> _YOUR TASK_:
Check each line of the listing, and copy it if it contains the word "Richiamo".

> _AVAILABLE DATA_:

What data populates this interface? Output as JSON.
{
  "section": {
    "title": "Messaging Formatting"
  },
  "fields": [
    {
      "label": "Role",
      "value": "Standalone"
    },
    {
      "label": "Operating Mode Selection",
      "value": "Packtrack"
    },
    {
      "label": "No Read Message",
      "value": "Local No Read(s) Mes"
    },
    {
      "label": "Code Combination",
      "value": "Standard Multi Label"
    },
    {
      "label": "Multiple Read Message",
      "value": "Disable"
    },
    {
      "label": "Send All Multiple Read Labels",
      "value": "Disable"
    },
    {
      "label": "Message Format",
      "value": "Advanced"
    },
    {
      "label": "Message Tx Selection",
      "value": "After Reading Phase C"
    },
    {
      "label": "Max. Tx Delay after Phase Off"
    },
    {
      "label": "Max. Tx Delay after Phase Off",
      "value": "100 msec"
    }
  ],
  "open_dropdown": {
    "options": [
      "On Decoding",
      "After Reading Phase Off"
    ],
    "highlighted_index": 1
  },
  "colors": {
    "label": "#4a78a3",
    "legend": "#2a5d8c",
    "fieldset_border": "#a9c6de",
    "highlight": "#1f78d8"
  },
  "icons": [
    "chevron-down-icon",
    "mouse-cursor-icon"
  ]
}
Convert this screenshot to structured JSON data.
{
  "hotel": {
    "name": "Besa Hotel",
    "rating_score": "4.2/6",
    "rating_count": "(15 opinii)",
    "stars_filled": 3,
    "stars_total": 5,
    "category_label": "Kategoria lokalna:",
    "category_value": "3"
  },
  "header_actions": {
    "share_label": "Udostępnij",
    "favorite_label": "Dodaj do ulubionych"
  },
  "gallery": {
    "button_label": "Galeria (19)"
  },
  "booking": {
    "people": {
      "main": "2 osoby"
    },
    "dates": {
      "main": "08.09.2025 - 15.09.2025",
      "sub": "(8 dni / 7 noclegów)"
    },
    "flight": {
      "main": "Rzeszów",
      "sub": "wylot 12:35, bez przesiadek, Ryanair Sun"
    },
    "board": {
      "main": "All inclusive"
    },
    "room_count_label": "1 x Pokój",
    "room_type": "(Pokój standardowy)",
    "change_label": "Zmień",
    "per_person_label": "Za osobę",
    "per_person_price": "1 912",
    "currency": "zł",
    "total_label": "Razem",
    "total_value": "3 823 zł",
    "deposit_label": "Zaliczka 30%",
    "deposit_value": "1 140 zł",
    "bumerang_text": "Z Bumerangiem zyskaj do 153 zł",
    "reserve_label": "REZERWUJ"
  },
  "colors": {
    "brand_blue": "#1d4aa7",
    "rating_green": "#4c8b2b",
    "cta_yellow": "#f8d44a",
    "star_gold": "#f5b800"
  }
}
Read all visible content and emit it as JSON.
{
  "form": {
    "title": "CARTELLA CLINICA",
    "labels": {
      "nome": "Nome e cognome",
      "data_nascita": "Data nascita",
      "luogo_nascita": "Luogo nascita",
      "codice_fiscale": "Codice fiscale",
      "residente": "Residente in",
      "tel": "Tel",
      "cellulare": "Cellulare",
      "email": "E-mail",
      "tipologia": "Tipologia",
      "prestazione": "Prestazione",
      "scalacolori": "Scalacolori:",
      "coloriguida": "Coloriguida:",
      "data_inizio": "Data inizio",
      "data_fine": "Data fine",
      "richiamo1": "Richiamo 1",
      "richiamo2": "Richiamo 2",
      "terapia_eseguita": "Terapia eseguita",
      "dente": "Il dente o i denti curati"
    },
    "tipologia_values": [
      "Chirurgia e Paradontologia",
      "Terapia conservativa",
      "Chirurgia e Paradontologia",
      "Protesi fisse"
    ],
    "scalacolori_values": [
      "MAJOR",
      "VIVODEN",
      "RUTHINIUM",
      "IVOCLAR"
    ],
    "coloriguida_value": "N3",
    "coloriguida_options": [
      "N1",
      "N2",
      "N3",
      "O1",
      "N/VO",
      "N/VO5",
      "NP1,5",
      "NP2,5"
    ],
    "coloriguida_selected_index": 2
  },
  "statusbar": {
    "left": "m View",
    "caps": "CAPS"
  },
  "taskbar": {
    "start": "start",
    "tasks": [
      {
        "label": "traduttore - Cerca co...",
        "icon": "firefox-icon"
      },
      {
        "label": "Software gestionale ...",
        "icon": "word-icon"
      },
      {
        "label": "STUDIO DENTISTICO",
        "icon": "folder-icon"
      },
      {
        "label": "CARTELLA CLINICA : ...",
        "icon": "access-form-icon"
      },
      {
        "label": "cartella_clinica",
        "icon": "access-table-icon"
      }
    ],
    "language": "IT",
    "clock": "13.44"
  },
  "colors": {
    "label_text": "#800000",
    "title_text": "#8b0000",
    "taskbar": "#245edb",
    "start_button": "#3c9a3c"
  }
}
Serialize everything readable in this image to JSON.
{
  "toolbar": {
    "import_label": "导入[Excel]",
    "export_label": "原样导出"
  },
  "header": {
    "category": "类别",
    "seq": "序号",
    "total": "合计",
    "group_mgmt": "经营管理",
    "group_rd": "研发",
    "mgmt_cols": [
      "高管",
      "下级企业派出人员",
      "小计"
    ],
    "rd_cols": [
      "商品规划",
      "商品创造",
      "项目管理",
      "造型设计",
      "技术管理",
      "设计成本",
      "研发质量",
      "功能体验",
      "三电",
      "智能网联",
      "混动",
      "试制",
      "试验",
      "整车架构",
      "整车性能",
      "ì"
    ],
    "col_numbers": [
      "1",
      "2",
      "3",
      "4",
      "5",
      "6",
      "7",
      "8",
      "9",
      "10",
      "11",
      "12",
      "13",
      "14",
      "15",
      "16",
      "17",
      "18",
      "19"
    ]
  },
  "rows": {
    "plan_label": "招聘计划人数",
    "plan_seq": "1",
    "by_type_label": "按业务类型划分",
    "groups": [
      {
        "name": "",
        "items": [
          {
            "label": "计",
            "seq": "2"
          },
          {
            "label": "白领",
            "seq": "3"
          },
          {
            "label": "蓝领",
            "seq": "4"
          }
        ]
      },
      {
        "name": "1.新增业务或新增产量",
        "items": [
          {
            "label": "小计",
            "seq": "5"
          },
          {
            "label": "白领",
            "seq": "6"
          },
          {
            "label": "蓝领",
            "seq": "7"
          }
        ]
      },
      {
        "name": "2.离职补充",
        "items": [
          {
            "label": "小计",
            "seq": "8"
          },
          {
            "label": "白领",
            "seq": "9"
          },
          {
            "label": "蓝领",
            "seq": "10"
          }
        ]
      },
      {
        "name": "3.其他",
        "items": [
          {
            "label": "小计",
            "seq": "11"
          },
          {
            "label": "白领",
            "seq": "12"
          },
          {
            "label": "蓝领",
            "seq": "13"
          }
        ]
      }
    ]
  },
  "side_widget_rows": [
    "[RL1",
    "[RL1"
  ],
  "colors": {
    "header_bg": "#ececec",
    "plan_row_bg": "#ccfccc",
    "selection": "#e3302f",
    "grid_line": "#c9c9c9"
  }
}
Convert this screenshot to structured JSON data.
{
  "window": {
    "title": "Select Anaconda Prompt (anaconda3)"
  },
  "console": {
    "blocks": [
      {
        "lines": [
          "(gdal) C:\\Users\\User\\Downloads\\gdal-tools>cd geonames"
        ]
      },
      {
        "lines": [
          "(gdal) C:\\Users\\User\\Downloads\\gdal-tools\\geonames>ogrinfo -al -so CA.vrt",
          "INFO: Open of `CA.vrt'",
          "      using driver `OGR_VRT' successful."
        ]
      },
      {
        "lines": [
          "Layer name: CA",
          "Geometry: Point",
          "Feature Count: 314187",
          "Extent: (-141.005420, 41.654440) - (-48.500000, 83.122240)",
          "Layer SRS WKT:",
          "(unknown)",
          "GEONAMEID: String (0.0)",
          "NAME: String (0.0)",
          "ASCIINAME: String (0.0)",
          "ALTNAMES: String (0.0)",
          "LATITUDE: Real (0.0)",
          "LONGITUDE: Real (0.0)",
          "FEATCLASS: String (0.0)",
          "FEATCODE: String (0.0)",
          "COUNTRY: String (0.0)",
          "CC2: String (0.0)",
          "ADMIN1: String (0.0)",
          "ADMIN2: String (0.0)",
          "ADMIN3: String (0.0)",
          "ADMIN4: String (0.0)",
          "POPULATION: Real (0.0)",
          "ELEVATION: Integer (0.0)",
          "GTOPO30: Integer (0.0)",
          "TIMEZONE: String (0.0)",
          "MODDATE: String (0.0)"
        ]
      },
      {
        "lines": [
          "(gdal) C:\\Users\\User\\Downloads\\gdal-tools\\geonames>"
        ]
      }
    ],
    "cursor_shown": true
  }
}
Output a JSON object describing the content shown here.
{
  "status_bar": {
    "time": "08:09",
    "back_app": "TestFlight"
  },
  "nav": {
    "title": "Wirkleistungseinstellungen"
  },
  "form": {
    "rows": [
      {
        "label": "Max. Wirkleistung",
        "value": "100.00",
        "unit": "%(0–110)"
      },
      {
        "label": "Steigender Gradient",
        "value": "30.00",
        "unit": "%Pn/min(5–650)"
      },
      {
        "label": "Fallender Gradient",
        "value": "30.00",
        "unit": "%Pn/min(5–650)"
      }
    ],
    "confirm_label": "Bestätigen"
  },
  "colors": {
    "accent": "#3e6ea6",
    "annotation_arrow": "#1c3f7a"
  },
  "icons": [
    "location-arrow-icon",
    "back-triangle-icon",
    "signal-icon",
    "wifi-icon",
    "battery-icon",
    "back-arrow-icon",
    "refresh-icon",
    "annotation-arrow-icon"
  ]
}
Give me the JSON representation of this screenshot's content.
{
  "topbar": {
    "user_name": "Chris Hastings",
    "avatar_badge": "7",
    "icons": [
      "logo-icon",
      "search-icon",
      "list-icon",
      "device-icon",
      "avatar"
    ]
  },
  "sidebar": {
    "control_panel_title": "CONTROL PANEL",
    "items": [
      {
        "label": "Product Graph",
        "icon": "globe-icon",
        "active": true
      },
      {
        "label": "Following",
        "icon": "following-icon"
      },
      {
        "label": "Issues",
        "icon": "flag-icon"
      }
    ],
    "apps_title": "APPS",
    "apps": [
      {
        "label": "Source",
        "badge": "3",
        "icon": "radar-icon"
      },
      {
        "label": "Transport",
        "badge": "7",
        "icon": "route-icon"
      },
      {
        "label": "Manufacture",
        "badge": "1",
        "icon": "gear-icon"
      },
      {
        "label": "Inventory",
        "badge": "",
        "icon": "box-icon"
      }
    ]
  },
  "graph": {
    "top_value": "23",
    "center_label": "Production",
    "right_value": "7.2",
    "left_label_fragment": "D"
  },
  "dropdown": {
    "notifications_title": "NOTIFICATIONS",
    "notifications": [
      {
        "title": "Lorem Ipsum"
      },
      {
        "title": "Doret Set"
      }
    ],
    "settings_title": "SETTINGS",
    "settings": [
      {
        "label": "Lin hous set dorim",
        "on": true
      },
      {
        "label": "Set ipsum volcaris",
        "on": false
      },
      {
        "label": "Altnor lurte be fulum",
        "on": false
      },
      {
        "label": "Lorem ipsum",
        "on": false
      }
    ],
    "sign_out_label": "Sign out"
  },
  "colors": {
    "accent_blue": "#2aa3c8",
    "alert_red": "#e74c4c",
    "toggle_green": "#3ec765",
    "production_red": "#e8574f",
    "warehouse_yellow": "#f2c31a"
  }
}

> _WRITTEN RESPONSE_:
      "richiamo1": "Richiamo 1",
      "richiamo2": "Richiamo 2",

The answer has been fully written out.